With help from doctoral student Oren Caspi and master's degree student Ayelet Lassman, the Technion researchers said that without the new blood vessels, the tissue would be likely to die quickly. "In our work," said Levenberg, "we showed the importance of endothelial cells (from which coronary vessels are composed) that induce the differentiation of stem cells into heart cells and their organization as tissue and encourage their multiplication. That is, it's important to create cardiac tissue with all the cells that compose them. In this case, it is endothelial cells, cardiac cells and cells that support blood vessels."
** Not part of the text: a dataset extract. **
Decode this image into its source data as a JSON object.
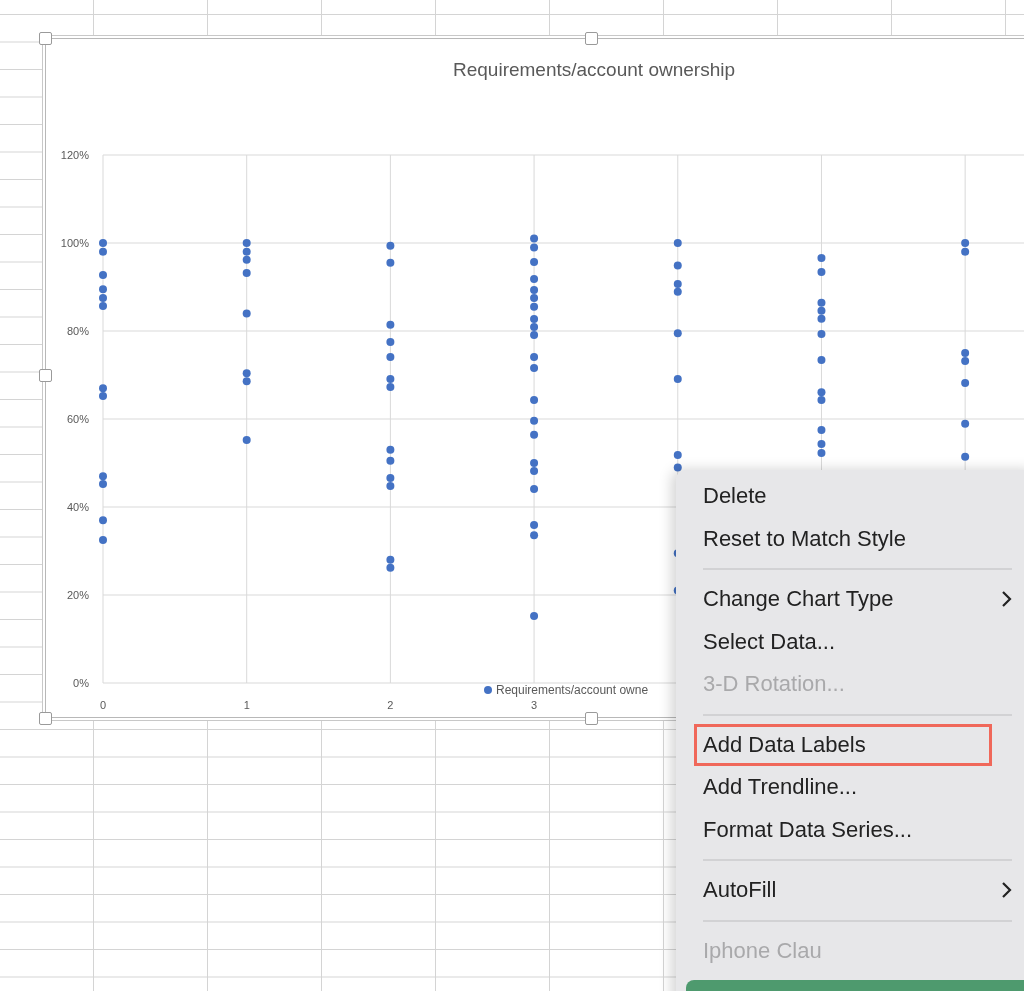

The researchers, whose study appears in the on-line edition of the prestigious journal Circulation Research, created the heart tissue in their lab by sorting human embryonic stem cells that turned into heart muscle cells and growing them together with endothelial cells and embryonic fibroplasts. The culture was carried out in three dimensions on a scaffold made of self-destructing sponge material that the researchers also created in their lab. In the future, they will look into the possibility of implanting the engineered cardiac tissue, with the blood vessels improving the implantation of the new tissue and its connection to the blood system.
The technique is aimed eventually at helping patients who have cardiac insufficiency due to heart attacks.
Levenberg, a 38-year-old modern Orthodox mother of five including a baby, has devoted her professional career to cutting-edge tissue engineering research that she hopes will eventually lead to the creation of lab-manufactured tissues and organs for transplants and the curing of degenerative diseases. She earned her bachelor's degree in biology at the Hebrew University of Jerusalem and her Ph.D. at the Weizmann Institute of Science in Rehovot, after which she went for a five years of post-doctoral work at the Massachusetts Institute of Technology, where she built biological scaffolds to coax stem cells into developing into specific cell types.